|Coaching the batter|
|Paying attention to the game|
Sunday, May 05, 2013
I carry a sketchbook with me just in case inspiration hits. Long ago I used to draw randomly and aimlessly in my sketchbooks believing that it was the shear act of doing it that would make me a better artist.
I was pouring out little sketches all across the page. All the poses looked similar and none of them had any spark. They all blended into one another in a way were not one sketch commanded it's own presence. It also took forever to fill a sketchbook and the pages didn't seem like they were important because there was no focus on anyone sketch.
One day I worked up enough courage to show Glen Keane one of my books and he was kind enough to look. After a few flipped pages he stopped looking and told me that my images were hard to focus on because I had way too many small sketches on the page.
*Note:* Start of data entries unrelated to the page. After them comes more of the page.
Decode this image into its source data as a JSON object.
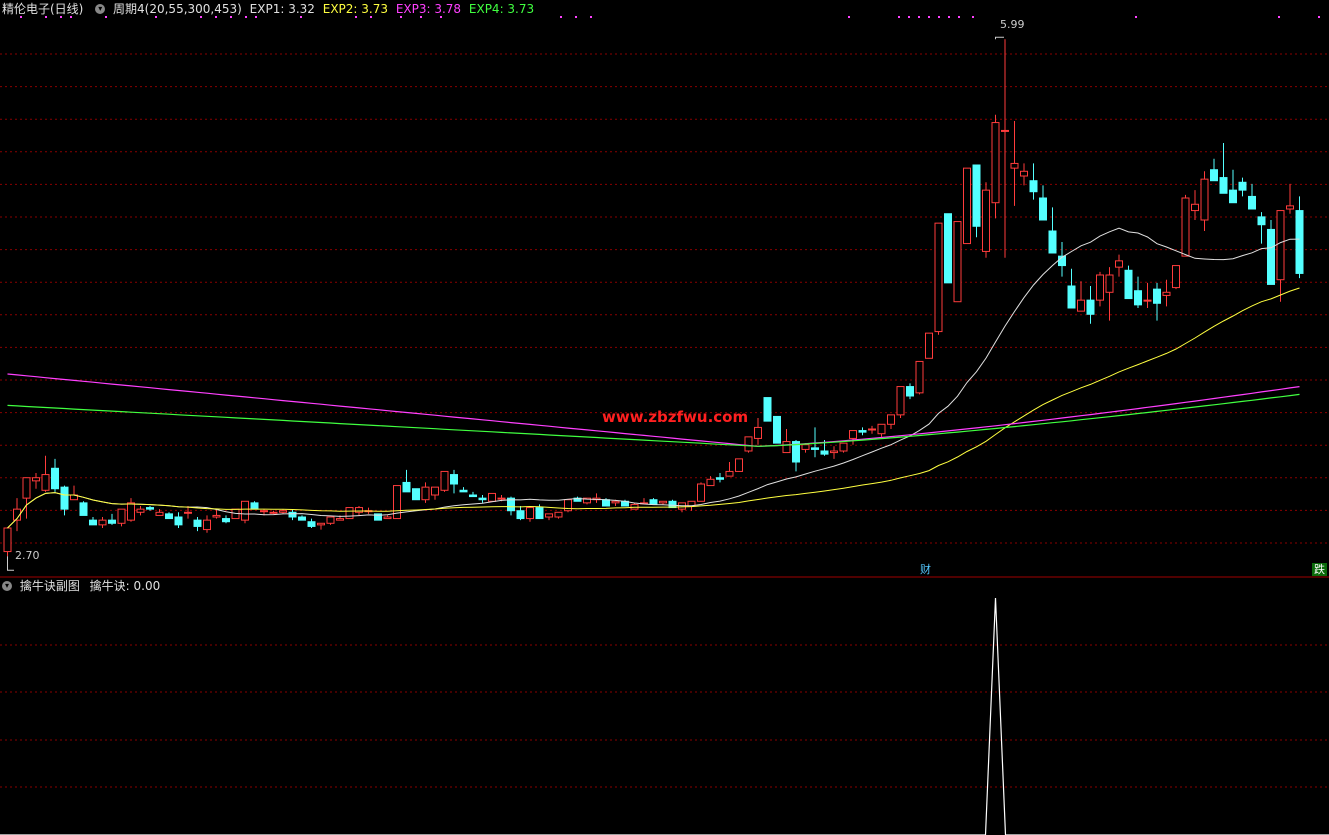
{
  "header": {
    "stock_name": "精伦电子(日线)",
    "indicator_name": "周期4(20,55,300,453)",
    "lines": [
      {
        "label": "EXP1: 3.32",
        "color": "#e0e0e0"
      },
      {
        "label": "EXP2: 3.73",
        "color": "#ffff40"
      },
      {
        "label": "EXP3: 3.78",
        "color": "#ff40ff"
      },
      {
        "label": "EXP4: 3.73",
        "color": "#40ff40"
      }
    ]
  },
  "price_labels": {
    "high": "5.99",
    "low": "2.70"
  },
  "badges": {
    "cai": "财",
    "die": "跌"
  },
  "watermark": "www.zbzfwu.com",
  "sub_panel": {
    "title": "擒牛诀副图",
    "value_label": "擒牛诀: 0.00"
  },
  "colors": {
    "up": "#ff3c3c",
    "down": "#54ffff",
    "grid": "#8a0000",
    "exp1": "#e0e0e0",
    "exp2": "#ffff40",
    "exp3": "#ff40ff",
    "exp4": "#40ff40",
    "signal": "#ffffff"
  },
  "chart_data": {
    "type": "candlestick",
    "ylim": [
      2.6,
      6.1
    ],
    "candles": [
      [
        2.73,
        2.88,
        2.7,
        2.88
      ],
      [
        2.93,
        3.07,
        2.86,
        3.0
      ],
      [
        3.07,
        3.2,
        2.94,
        3.2
      ],
      [
        3.18,
        3.23,
        3.13,
        3.2
      ],
      [
        3.12,
        3.34,
        3.11,
        3.22
      ],
      [
        3.26,
        3.32,
        3.11,
        3.13
      ],
      [
        3.14,
        3.15,
        2.96,
        3.0
      ],
      [
        3.06,
        3.15,
        3.06,
        3.09
      ],
      [
        3.04,
        3.05,
        2.96,
        2.96
      ],
      [
        2.93,
        2.95,
        2.9,
        2.9
      ],
      [
        2.9,
        2.95,
        2.88,
        2.93
      ],
      [
        2.93,
        2.97,
        2.9,
        2.91
      ],
      [
        2.91,
        3.0,
        2.89,
        3.0
      ],
      [
        2.93,
        3.07,
        2.92,
        3.04
      ],
      [
        2.98,
        3.02,
        2.96,
        3.0
      ],
      [
        3.01,
        3.02,
        2.99,
        3.0
      ],
      [
        2.96,
        3.0,
        2.96,
        2.98
      ],
      [
        2.97,
        2.98,
        2.94,
        2.94
      ],
      [
        2.95,
        2.98,
        2.88,
        2.9
      ],
      [
        2.98,
        3.02,
        2.94,
        2.98
      ],
      [
        2.93,
        2.95,
        2.86,
        2.89
      ],
      [
        2.87,
        2.96,
        2.85,
        2.93
      ],
      [
        2.95,
        3.0,
        2.94,
        2.96
      ],
      [
        2.94,
        2.96,
        2.91,
        2.92
      ],
      [
        2.94,
        3.0,
        2.94,
        3.0
      ],
      [
        2.93,
        3.05,
        2.91,
        3.05
      ],
      [
        3.04,
        3.05,
        3.0,
        3.0
      ],
      [
        2.99,
        3.0,
        2.96,
        2.99
      ],
      [
        2.98,
        2.99,
        2.97,
        2.98
      ],
      [
        2.98,
        3.0,
        2.97,
        2.99
      ],
      [
        2.98,
        3.0,
        2.93,
        2.95
      ],
      [
        2.95,
        2.96,
        2.93,
        2.93
      ],
      [
        2.92,
        2.94,
        2.88,
        2.89
      ],
      [
        2.9,
        2.91,
        2.87,
        2.91
      ],
      [
        2.91,
        2.95,
        2.9,
        2.95
      ],
      [
        2.93,
        2.96,
        2.93,
        2.94
      ],
      [
        2.94,
        3.01,
        2.94,
        3.01
      ],
      [
        2.98,
        3.02,
        2.96,
        3.01
      ],
      [
        2.99,
        3.01,
        2.97,
        2.99
      ],
      [
        2.97,
        2.97,
        2.93,
        2.93
      ],
      [
        2.94,
        2.96,
        2.94,
        2.95
      ],
      [
        2.94,
        3.15,
        2.94,
        3.15
      ],
      [
        3.17,
        3.25,
        3.11,
        3.11
      ],
      [
        3.13,
        3.13,
        3.06,
        3.06
      ],
      [
        3.06,
        3.17,
        3.04,
        3.14
      ],
      [
        3.09,
        3.14,
        3.06,
        3.14
      ],
      [
        3.12,
        3.24,
        3.11,
        3.24
      ],
      [
        3.22,
        3.25,
        3.1,
        3.16
      ],
      [
        3.12,
        3.14,
        3.11,
        3.11
      ],
      [
        3.09,
        3.11,
        3.08,
        3.08
      ],
      [
        3.07,
        3.09,
        3.04,
        3.06
      ],
      [
        3.05,
        3.1,
        3.05,
        3.1
      ],
      [
        3.07,
        3.09,
        3.05,
        3.07
      ],
      [
        3.07,
        3.08,
        2.96,
        2.99
      ],
      [
        2.99,
        3.02,
        2.93,
        2.94
      ],
      [
        2.94,
        3.02,
        2.92,
        3.01
      ],
      [
        3.01,
        3.03,
        2.94,
        2.94
      ],
      [
        2.95,
        2.97,
        2.93,
        2.97
      ],
      [
        2.95,
        2.98,
        2.94,
        2.98
      ],
      [
        2.99,
        3.06,
        2.98,
        3.06
      ],
      [
        3.07,
        3.08,
        3.05,
        3.05
      ],
      [
        3.04,
        3.07,
        3.03,
        3.07
      ],
      [
        3.06,
        3.1,
        3.04,
        3.07
      ],
      [
        3.06,
        3.07,
        3.02,
        3.02
      ],
      [
        3.04,
        3.06,
        3.02,
        3.05
      ],
      [
        3.05,
        3.06,
        3.02,
        3.02
      ],
      [
        3.0,
        3.04,
        3.0,
        3.03
      ],
      [
        3.04,
        3.07,
        3.03,
        3.04
      ],
      [
        3.06,
        3.07,
        3.03,
        3.03
      ],
      [
        3.04,
        3.05,
        3.03,
        3.05
      ],
      [
        3.05,
        3.06,
        3.01,
        3.01
      ],
      [
        3.0,
        3.04,
        2.98,
        3.04
      ],
      [
        3.02,
        3.05,
        2.99,
        3.05
      ],
      [
        3.05,
        3.17,
        3.05,
        3.16
      ],
      [
        3.15,
        3.21,
        3.15,
        3.19
      ],
      [
        3.2,
        3.23,
        3.17,
        3.19
      ],
      [
        3.21,
        3.3,
        3.21,
        3.24
      ],
      [
        3.24,
        3.32,
        3.24,
        3.32
      ],
      [
        3.37,
        3.46,
        3.36,
        3.46
      ],
      [
        3.45,
        3.58,
        3.41,
        3.52
      ],
      [
        3.71,
        3.71,
        3.56,
        3.56
      ],
      [
        3.59,
        3.59,
        3.42,
        3.42
      ],
      [
        3.36,
        3.51,
        3.36,
        3.43
      ],
      [
        3.43,
        3.44,
        3.24,
        3.3
      ],
      [
        3.38,
        3.42,
        3.36,
        3.41
      ],
      [
        3.39,
        3.52,
        3.33,
        3.38
      ],
      [
        3.37,
        3.44,
        3.34,
        3.35
      ],
      [
        3.36,
        3.4,
        3.32,
        3.37
      ],
      [
        3.37,
        3.42,
        3.36,
        3.42
      ],
      [
        3.45,
        3.5,
        3.41,
        3.5
      ],
      [
        3.5,
        3.52,
        3.47,
        3.49
      ],
      [
        3.51,
        3.53,
        3.48,
        3.51
      ],
      [
        3.48,
        3.54,
        3.46,
        3.54
      ],
      [
        3.54,
        3.6,
        3.51,
        3.6
      ],
      [
        3.6,
        3.78,
        3.58,
        3.78
      ],
      [
        3.78,
        3.8,
        3.7,
        3.72
      ],
      [
        3.74,
        3.94,
        3.73,
        3.94
      ],
      [
        3.96,
        4.12,
        3.96,
        4.12
      ],
      [
        4.13,
        4.82,
        4.11,
        4.82
      ],
      [
        4.88,
        4.88,
        4.44,
        4.44
      ],
      [
        4.32,
        4.83,
        4.32,
        4.83
      ],
      [
        4.69,
        5.17,
        4.69,
        5.17
      ],
      [
        5.19,
        5.19,
        4.73,
        4.8
      ],
      [
        4.64,
        5.08,
        4.6,
        5.03
      ],
      [
        4.95,
        5.51,
        4.85,
        5.46
      ],
      [
        5.41,
        5.99,
        4.6,
        5.41
      ],
      [
        5.17,
        5.47,
        4.93,
        5.2
      ],
      [
        5.12,
        5.2,
        5.06,
        5.15
      ],
      [
        5.09,
        5.2,
        4.97,
        5.02
      ],
      [
        4.98,
        5.06,
        4.86,
        4.84
      ],
      [
        4.77,
        4.92,
        4.66,
        4.63
      ],
      [
        4.61,
        4.7,
        4.48,
        4.55
      ],
      [
        4.42,
        4.53,
        4.28,
        4.28
      ],
      [
        4.26,
        4.45,
        4.26,
        4.33
      ],
      [
        4.33,
        4.42,
        4.18,
        4.24
      ],
      [
        4.33,
        4.51,
        4.29,
        4.49
      ],
      [
        4.38,
        4.54,
        4.2,
        4.49
      ],
      [
        4.54,
        4.62,
        4.48,
        4.58
      ],
      [
        4.52,
        4.55,
        4.34,
        4.34
      ],
      [
        4.39,
        4.48,
        4.28,
        4.3
      ],
      [
        4.33,
        4.44,
        4.28,
        4.33
      ],
      [
        4.4,
        4.44,
        4.2,
        4.31
      ],
      [
        4.36,
        4.46,
        4.29,
        4.38
      ],
      [
        4.41,
        4.55,
        4.4,
        4.55
      ],
      [
        4.61,
        5.0,
        4.61,
        4.98
      ],
      [
        4.9,
        5.03,
        4.84,
        4.94
      ],
      [
        4.84,
        5.15,
        4.77,
        5.1
      ],
      [
        5.16,
        5.23,
        5.16,
        5.09
      ],
      [
        5.11,
        5.33,
        5.02,
        5.01
      ],
      [
        5.03,
        5.16,
        4.96,
        4.95
      ],
      [
        5.08,
        5.11,
        4.99,
        5.03
      ],
      [
        4.99,
        5.07,
        4.91,
        4.91
      ],
      [
        4.86,
        4.89,
        4.69,
        4.81
      ],
      [
        4.78,
        4.84,
        4.59,
        4.43
      ],
      [
        4.46,
        4.9,
        4.32,
        4.9
      ],
      [
        4.91,
        5.07,
        4.88,
        4.93
      ],
      [
        4.9,
        4.99,
        4.47,
        4.5
      ]
    ],
    "signal": {
      "type": "line",
      "peak_bar": 104,
      "max_label": "擒牛诀: 0.00"
    }
  }
}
He kindly spent time sifting through the book and looking for some sketches he liked, but I felt he was really stretching as he complimented. In the end his advise was to draw one drawing per page and really focus in on what that one pose was trying to say or do and really study it. He said, "remember, each page is a piece of art!"
Glen's advise made me realize that every sketch is one that you can learn from, it deserves it's time from you. each sketch needs your focus and study.
When we focus in on one drawing per page that sketch becomes so important. The choices become more definite. The lines become very directed as the emotion and attitude illuminate from the page.
With that said mistakes are more evident- but you learn more from your own executions with each page you fill. When I buy a new sketchbook I can't help but look at the page count and think that that's how many sketches will be in that book.
Gone are the days of unfocused sketches that randomly sit on a page. Every page in my books now have become valuable to the sketch that sits on them. Even if I don't agree with that sketch it still deserves it's day to shine.
Boldly give it a go! I think you'll find great challenge to the approach.
The first four pieces are from Starbucks the other day and the last gesture from a lacrosse game on tv.
Thursday, May 02, 2013
About a week ago I was walking into work a bit late and ran into a rugged mean looking cowboy He had on a black hat, black vest and black villainous mustache. It was the gesture model John Tucker who most of you know or have heard of on my blog or twitter feed.
Then moments later a western saloon skirted, high heel boot wearing girl came down the hall and she was very excited to model in the class. This was Rachel Bailit, one of the most bubbly actress' I know.
I was a bit nervous at first but quickly figured we had a happy accident of having two models pose this day. Which of course I loved!
One tip I'd like to share about two models in gesture drawing is: Remember the beginning of the sketch is all one big mass shape. You are definitely trying to capture two different subjects but when you approach the building of the sketch
you want to draw them together as they relate and connect to each other.
Sometimes we start drawing the sketchy gesture lines for only one of two models trying to figure out how they're posed and time is ticking away. Suddenly the models have moved on and we're left with half a sketch or a ghosty image of the second model that doesn't really allow for a true relationship expressed between the two models.
In the few minutes we give ourselves to get the sketch done we really need to encompass the whole pose in the first few lines of trajectory. It's not easy! The challenge is tough but I know that you are passionate and are ready to take it on!
Here are a few inspired quick sketches I did after noticing that even though these two models never met before- they hit it off like they were old saloon pals.
|two minute pose (on twitter I said one minute because I started drawing late into the pose. let's break even at about a minute and a half)|
|Two minute pose|
|Five minute pose|